William Shatner says he would like Toronto condo developer Brad Lamb to make a donation to his charity to settle a dispute over the use of the Montreal-born actor's name and image to promote a condo development in Hamilton.

TV star objected to the use of his name and likeness to help promote a Hamilton condo building

This William Shatner caricature was included as part of the floor plans listed online on the Television City website. (Television City)

William Shatner says he would like Toronto condo developer Brad Lamb to make a donation to his charity to settle a dispute over the use of the Montreal-born actor's name and image to promote an upcoming condo in Hamilton.

Last week, Shatner objected to the use of his name and likeness to help promote a million-dollar, two-bedroom penthouse.

He said he didn't recall giving permission to Lamb to use his name and image as promotional tools. Shatner had tweeted a price list that showed various condo units named after such Hollywood stars as Lucille Ball, Bob Barker, Jay Leno, Mr. T and Betty White.
Toronto developer Brad Lamb is building the Television City project in Hamilton as the CHCH headquarters on Jackson Street West. The proposal is for 620 condos in two towers, 30 and 40 storeys high. (Rick Hughes/CBC)

The project, which is proposed on the site of CHCH's current headquarters on Jackson Street West, listed sample floor plans with prices for suites named after TV celebrities on its website. It also included caricatures of the stars it was channelling. 

In a statement to CBC News last week, Lamb said he intended the move to be a playful homage to TV stars he admired, but said he would remove the names from the materials.

Shatner replied on Tuesday, saying removing his name doesn't exonerate Lamb for damages for using his brand in a commercial venture.
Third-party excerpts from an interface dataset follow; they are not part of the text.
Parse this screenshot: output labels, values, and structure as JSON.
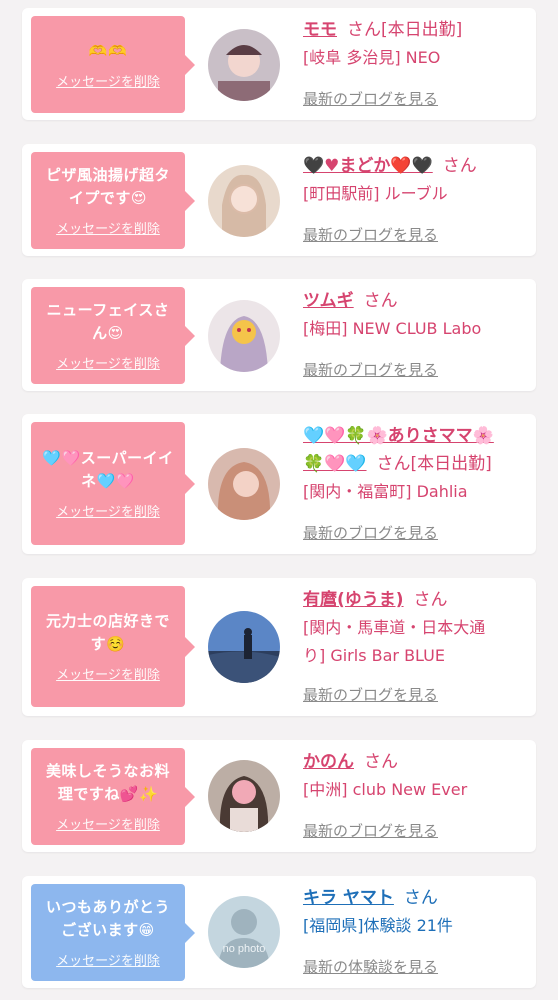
{
  "colors": {
    "pink_bubble": "#f899a8",
    "blue_bubble": "#8db7ee",
    "pink_text": "#d6446f",
    "blue_text": "#1e6fb8",
    "link_gray": "#8a8a8a"
  },
  "items": [
    {
      "message": "🫶🫶",
      "delete_label": "メッセージを削除",
      "name": "モモ",
      "honorific": "さん",
      "status": "[本日出勤]",
      "detail": "[岐阜 多治見] NEO",
      "link": "最新のブログを見る",
      "avatar": "photo-avatar"
    },
    {
      "message": "ピザ風油揚げ超タイプです😍",
      "delete_label": "メッセージを削除",
      "name": "🖤♥まどか❤️🖤",
      "honorific": "さん",
      "status": "",
      "detail": "[町田駅前] ルーブル",
      "link": "最新のブログを見る",
      "avatar": "photo-avatar"
    },
    {
      "message": "ニューフェイスさん😍",
      "delete_label": "メッセージを削除",
      "name": "ツムギ",
      "honorific": "さん",
      "status": "",
      "detail": "[梅田] NEW CLUB Labo",
      "link": "最新のブログを見る",
      "avatar": "photo-avatar"
    },
    {
      "message": "🩵🩷スーパーイイネ🩵🩷",
      "delete_label": "メッセージを削除",
      "name_line1": "🩵🩷🍀🌸ありさママ🌸",
      "name_line2": "🍀🩷🩵",
      "honorific": "さん",
      "status": "[本日出勤]",
      "detail": "[関内・福富町] Dahlia",
      "link": "最新のブログを見る",
      "avatar": "photo-avatar"
    },
    {
      "message": "元力士の店好きです☺️",
      "delete_label": "メッセージを削除",
      "name": "有麿(ゆうま)",
      "honorific": "さん",
      "status": "",
      "detail_line1": "[関内・馬車道・日本大通",
      "detail_line2": "り] Girls Bar BLUE",
      "link": "最新のブログを見る",
      "avatar": "photo-avatar"
    },
    {
      "message": "美味しそうなお料理ですね💕✨",
      "delete_label": "メッセージを削除",
      "name": "かのん",
      "honorific": "さん",
      "status": "",
      "detail": "[中洲] club New Ever",
      "link": "最新のブログを見る",
      "avatar": "photo-avatar"
    },
    {
      "message": "いつもありがとうございます😁",
      "delete_label": "メッセージを削除",
      "name": "キラ ヤマト",
      "honorific": "さん",
      "status": "",
      "detail": "[福岡県]体験談 21件",
      "link": "最新の体験談を見る",
      "avatar": "no-photo-avatar",
      "avatar_text": "no photo"
    }
  ]
}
The 86-year-old actor, whose high-profile role as Captain Kirk in the Star Trek franchise has made him a cultural icon, is asking Lamb for a "nice big donation" for his charity in lieu of having to talk to his lawyers.

In a response sent to Shatner on Twitter Tuesday afternoon, Lamb said his company contributes to "multiple charities, so I would be more than happy to discuss your charity offline."

"Please feel free to contact me anytime through my office," he wrote.

Shatner's name was among those originally listed for the project, advertising a two-bedroom, 1,370-square-foot unit that's priced at $1,023,900.

William Shatner is best known for his portrayal of Captain James T. Kirk in Star Trek, the original TV series. (Paramount Television/Associated Press)

With files from The Canadian Press